EXERCISE DETAILS
Say how many lines of the material below contain the word "subtitle", with no other words.

RECORDS TO USE

---+---

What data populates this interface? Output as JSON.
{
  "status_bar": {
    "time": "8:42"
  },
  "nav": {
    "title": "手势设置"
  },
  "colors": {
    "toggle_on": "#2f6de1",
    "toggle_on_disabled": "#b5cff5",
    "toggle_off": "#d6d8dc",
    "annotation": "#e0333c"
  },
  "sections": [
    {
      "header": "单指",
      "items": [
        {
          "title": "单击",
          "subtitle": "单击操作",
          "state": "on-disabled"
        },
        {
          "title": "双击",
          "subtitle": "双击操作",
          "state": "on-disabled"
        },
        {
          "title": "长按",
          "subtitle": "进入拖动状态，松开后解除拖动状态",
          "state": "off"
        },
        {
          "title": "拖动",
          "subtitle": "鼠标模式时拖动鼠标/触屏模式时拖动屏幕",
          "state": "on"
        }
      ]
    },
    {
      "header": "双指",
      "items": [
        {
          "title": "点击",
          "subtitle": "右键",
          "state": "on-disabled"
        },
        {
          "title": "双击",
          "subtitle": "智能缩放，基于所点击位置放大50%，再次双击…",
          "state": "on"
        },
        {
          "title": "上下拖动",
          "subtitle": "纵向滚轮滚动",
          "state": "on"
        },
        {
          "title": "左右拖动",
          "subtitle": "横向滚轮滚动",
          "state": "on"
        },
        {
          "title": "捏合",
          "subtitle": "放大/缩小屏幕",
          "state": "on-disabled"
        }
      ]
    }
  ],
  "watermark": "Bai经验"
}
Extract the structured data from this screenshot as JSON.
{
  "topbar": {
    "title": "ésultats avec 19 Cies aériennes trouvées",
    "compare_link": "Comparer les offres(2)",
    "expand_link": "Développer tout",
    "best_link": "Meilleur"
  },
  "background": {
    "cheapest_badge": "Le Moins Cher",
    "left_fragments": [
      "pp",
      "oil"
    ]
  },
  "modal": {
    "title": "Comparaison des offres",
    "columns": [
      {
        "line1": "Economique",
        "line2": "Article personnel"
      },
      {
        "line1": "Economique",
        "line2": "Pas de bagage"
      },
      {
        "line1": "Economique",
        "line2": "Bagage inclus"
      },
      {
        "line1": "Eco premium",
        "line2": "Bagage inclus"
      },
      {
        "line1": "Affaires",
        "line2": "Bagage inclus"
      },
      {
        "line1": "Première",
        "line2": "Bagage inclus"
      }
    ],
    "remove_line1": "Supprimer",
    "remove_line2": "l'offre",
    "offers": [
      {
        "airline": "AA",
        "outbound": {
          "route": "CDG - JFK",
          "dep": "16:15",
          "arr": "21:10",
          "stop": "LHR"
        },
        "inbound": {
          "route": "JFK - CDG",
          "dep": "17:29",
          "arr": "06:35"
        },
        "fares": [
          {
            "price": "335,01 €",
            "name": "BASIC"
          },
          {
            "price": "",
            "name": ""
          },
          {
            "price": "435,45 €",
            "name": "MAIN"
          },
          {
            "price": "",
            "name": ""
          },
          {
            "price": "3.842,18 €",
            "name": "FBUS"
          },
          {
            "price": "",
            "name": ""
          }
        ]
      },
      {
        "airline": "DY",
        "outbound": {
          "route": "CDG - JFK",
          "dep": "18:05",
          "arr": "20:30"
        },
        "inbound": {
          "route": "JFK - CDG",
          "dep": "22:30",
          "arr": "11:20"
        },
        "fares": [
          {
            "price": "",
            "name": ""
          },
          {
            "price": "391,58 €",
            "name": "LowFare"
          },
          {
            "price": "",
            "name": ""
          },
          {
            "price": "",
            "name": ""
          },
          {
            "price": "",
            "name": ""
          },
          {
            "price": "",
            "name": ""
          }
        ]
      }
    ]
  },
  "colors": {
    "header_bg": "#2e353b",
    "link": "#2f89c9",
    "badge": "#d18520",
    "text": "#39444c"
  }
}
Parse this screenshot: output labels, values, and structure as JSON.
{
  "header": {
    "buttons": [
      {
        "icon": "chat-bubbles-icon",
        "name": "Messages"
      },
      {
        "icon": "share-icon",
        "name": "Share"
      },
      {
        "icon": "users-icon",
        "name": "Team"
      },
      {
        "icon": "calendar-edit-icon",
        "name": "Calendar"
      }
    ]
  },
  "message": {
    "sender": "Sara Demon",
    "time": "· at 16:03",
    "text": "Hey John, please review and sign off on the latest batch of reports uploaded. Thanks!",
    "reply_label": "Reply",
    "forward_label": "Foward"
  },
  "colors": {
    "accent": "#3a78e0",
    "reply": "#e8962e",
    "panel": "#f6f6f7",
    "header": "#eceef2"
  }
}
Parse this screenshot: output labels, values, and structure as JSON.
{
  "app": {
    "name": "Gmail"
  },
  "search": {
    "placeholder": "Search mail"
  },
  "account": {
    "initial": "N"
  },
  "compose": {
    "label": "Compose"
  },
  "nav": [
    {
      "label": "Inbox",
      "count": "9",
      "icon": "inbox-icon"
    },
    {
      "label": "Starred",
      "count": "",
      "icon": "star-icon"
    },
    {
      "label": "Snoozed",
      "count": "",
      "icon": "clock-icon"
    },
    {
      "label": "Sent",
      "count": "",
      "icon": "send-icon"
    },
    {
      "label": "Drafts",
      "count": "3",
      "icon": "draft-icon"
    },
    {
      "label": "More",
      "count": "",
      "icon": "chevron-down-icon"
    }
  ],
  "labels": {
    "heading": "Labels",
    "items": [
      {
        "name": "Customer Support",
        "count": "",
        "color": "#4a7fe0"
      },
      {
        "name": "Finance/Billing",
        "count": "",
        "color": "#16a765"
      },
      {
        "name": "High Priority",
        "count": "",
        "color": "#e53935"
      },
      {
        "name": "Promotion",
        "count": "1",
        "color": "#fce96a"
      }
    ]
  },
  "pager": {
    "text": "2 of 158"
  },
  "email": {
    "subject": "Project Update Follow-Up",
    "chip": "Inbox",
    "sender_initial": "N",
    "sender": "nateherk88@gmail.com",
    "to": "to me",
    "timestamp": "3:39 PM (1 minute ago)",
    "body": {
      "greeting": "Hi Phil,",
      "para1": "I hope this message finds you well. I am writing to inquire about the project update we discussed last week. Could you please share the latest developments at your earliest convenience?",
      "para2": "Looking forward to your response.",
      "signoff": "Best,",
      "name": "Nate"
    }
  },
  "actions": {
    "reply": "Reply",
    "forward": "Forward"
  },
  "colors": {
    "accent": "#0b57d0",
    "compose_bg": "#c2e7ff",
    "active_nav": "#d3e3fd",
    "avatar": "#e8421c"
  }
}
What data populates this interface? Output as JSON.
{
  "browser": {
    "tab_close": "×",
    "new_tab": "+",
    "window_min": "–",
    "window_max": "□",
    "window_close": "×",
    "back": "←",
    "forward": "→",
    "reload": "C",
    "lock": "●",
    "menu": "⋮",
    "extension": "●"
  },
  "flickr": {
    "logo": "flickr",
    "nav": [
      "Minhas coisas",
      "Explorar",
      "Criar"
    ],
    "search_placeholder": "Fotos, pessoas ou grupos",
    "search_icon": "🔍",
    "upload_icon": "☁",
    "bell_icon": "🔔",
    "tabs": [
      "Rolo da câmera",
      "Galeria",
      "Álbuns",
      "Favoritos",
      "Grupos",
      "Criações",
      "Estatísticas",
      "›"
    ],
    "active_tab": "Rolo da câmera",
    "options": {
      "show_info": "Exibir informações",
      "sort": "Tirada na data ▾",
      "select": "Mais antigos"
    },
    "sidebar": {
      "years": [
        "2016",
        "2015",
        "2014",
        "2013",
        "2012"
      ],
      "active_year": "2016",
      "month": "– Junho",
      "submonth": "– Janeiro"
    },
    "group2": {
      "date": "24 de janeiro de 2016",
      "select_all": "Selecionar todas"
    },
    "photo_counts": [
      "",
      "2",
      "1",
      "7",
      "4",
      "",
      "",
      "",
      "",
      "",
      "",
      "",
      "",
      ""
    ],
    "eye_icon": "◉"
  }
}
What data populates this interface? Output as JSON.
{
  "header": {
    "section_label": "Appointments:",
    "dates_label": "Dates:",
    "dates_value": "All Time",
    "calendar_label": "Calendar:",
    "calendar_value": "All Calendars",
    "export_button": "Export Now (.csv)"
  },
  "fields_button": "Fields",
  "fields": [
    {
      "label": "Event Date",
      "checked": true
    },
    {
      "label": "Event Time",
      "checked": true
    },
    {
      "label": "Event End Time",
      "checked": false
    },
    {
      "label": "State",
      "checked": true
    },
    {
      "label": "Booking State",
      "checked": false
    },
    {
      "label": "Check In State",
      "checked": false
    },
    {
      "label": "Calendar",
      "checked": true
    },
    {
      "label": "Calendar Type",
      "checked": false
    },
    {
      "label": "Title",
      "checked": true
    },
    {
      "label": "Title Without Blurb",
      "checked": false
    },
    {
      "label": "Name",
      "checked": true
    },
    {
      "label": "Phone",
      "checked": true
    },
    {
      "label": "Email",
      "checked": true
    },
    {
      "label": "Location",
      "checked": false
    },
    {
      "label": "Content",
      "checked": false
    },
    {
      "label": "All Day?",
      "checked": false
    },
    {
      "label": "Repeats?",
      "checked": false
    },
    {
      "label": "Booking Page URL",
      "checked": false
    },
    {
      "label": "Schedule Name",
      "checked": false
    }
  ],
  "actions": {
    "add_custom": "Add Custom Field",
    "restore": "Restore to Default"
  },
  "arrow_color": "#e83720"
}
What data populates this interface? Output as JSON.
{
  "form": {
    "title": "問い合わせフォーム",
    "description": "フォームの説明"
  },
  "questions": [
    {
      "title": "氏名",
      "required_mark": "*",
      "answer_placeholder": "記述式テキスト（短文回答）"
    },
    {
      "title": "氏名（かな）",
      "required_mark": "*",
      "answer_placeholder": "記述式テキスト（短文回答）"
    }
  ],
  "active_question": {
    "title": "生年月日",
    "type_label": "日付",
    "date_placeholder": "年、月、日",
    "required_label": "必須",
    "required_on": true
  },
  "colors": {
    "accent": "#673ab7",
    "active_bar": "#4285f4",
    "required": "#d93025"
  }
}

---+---

REPLY
9